As students continued strolling through the festival, a set of mannequins donning vaguely familiar clothing pieces may have caught their eyes.

In another life, these outfits had been the uniforms of campus police officers. Students and faculty from the fashion department at WKU had transformed old uniforms into fashionable garments, and now they were showing them off to the campus community in an effort to bring awareness to the cause of upcycling, or transforming an old product into something new rather than discarding it.

“With over 200 uniforms just getting thrown away, we decided to give back,” said Jalyn Loughran, a junior fashion major from Manchester. “We just volunteered to upcycle and help out. We just got together one day and started cutting and sewing and doing whatever we could do.”

Darian Keith, a senior from Gallatin, Tennessee and a fashion major, said upcycling the police uniforms was a tangible, environmentally-friendly way for students to share their skills and knowledge with others on campus.

“The university police uniforms are about $6 a pound to recycle, so instead, we thought a more sustainable way to give back would be to reuse the uniforms and make something new,” Keith said.

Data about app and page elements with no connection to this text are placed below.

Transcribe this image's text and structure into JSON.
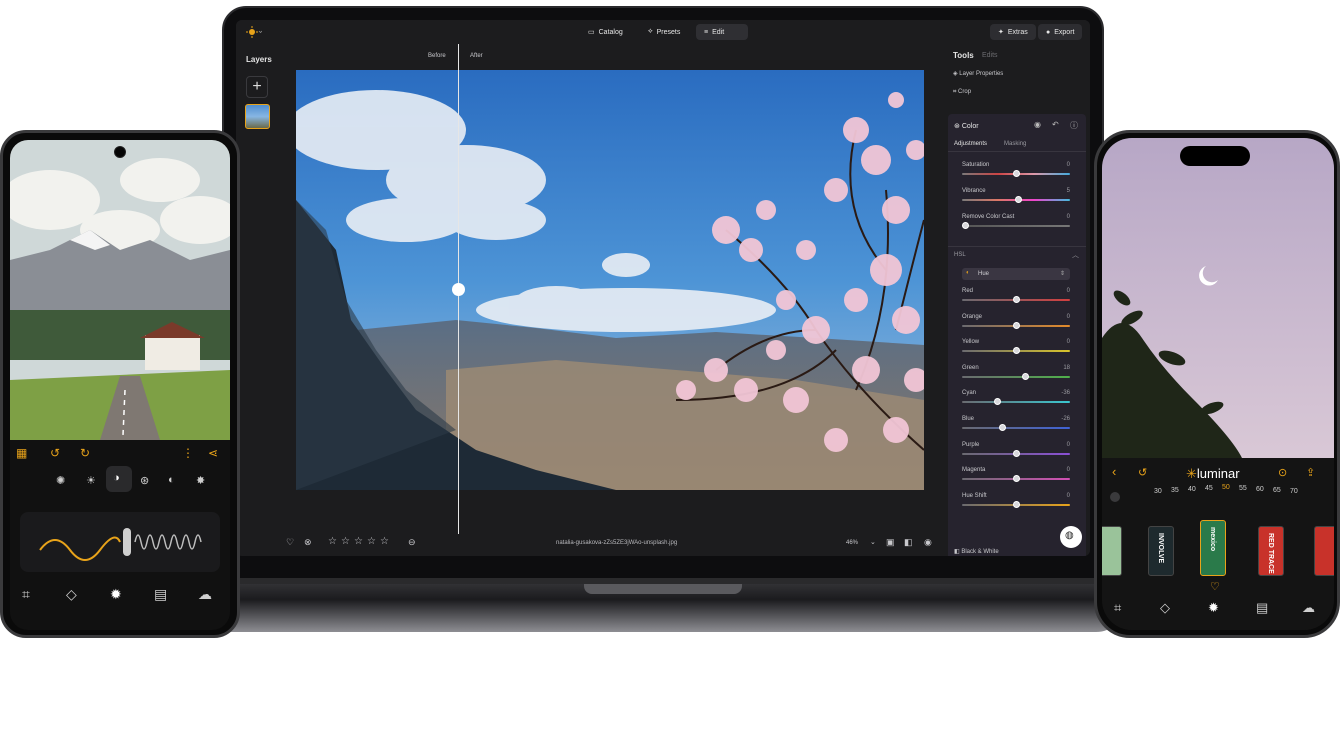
{
  "laptop": {
    "nav": {
      "catalog": "Catalog",
      "presets": "Presets",
      "edit": "Edit",
      "extras": "Extras",
      "export": "Export"
    },
    "layers": {
      "title": "Layers"
    },
    "compare": {
      "before": "Before",
      "after": "After"
    },
    "tools": {
      "title": "Tools",
      "edits": "Edits",
      "layer_properties": "Layer Properties",
      "crop": "Crop"
    },
    "color_panel": {
      "title": "Color",
      "tab_adjustments": "Adjustments",
      "tab_masking": "Masking",
      "sliders": [
        {
          "label": "Saturation",
          "value": "0",
          "level": 0.5
        },
        {
          "label": "Vibrance",
          "value": "5",
          "level": 0.52
        },
        {
          "label": "Remove Color Cast",
          "value": "0",
          "level": 0.0
        }
      ],
      "hsl_title": "HSL",
      "hsl_mode": "Hue",
      "hsl_sliders": [
        {
          "label": "Red",
          "value": "0",
          "level": 0.5
        },
        {
          "label": "Orange",
          "value": "0",
          "level": 0.5
        },
        {
          "label": "Yellow",
          "value": "0",
          "level": 0.5
        },
        {
          "label": "Green",
          "value": "18",
          "level": 0.59
        },
        {
          "label": "Cyan",
          "value": "-36",
          "level": 0.32
        },
        {
          "label": "Blue",
          "value": "-26",
          "level": 0.37
        },
        {
          "label": "Purple",
          "value": "0",
          "level": 0.5
        },
        {
          "label": "Magenta",
          "value": "0",
          "level": 0.5
        },
        {
          "label": "Hue Shift",
          "value": "0",
          "level": 0.5
        }
      ],
      "black_white": "Black & White"
    },
    "bottom": {
      "filename": "natalia-gusakova-zZs5ZE3jWAo-unsplash.jpg",
      "zoom": "46%"
    }
  },
  "iphone": {
    "brand": "luminar",
    "dial_numbers": [
      "30",
      "35",
      "40",
      "45",
      "50",
      "55",
      "60",
      "65",
      "70"
    ],
    "films": [
      "",
      "INVOLVE",
      "mexico",
      "RED TRACE",
      ""
    ]
  },
  "colors": {
    "accent": "#e8a31a",
    "panel": "#1c1c1e",
    "color_panel": "#26232e"
  }
}
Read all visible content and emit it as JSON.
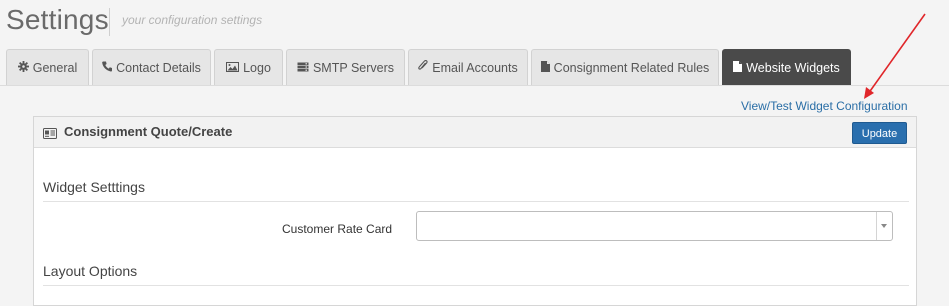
{
  "header": {
    "title": "Settings",
    "subtitle": "your configuration settings"
  },
  "tabs": [
    {
      "label": "General",
      "icon": "gear-icon",
      "active": false
    },
    {
      "label": "Contact Details",
      "icon": "phone-icon",
      "active": false
    },
    {
      "label": "Logo",
      "icon": "image-icon",
      "active": false
    },
    {
      "label": "SMTP Servers",
      "icon": "server-icon",
      "active": false
    },
    {
      "label": "Email Accounts",
      "icon": "paperclip-icon",
      "active": false
    },
    {
      "label": "Consignment Related Rules",
      "icon": "document-icon",
      "active": false
    },
    {
      "label": "Website Widgets",
      "icon": "document-icon",
      "active": true
    }
  ],
  "links": {
    "view_test": "View/Test Widget Configuration"
  },
  "panel": {
    "title": "Consignment Quote/Create",
    "icon": "id-card-icon",
    "update_label": "Update",
    "sections": {
      "widget_settings": "Widget Setttings",
      "layout_options": "Layout Options"
    },
    "fields": {
      "customer_rate_card": {
        "label": "Customer Rate Card",
        "value": ""
      }
    }
  },
  "colors": {
    "active_tab": "#4a4a4a",
    "link": "#2a6ea6",
    "update_button": "#2a6fae",
    "annotation_arrow": "#e0262a"
  }
}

The garments created consisted of purses, tops, pants, jackets and even aprons.

“We started coming up with themes, and everyone went their own direction from there,” Keith said. “We made purses, tops, jackets, and even did some embellishing. Really anything we could do with them, we did.”

In all, between fashion assistant professor Carrie Cox and a few willing fashion students, they completed just under a dozen fashion pieces in a few short weeks. New police uniforms are purchased every few years and can cost as much as $100 each, Cox said. When the new uniforms are purchased, the old ones get thrown away without saving any part of the garment except the police badge.

After officers with the campus police got new uniforms in September, Almo senior Courtney Martin, a student worker with WKU Resource Conservation, reached out to Cox in hopes of generating ideas on how to utilize the large volume of outdated police uniforms.

“Waste is so much more complicated and widespread than people realize,” Martin said. “A lot of what we consider to be trash can be reused, recycled or reduced at the source.”

Martin and Cox started their partnership between fashion merchandising and sustainability last semester during Fix it Fest, another recycling awareness event that takes place at WKU.

Cox said she has a passion for the fashion industry and helping out with this project was enjoyable for her.

“I just have to sew — it’s my compulsion” Cox said. “It took me about 12 hours in total to finish the pieces, but then again, I’ve been sewing forever, so I completed the pieces in about three sewing sessions.”

The completed pieces were displayed at the Earth Day event in hopes that students would be inspired and observe what can be accomplished by simply turning an old item into something new, Keith said.

Lexi Waltz, a freshman from Louisville, said younger fashion students look up to the older students and the skills they have acquired by being in the fashion department.

“We have a lot of talent within our major” Waltz said. “I think it’s inspiring what students here can do.”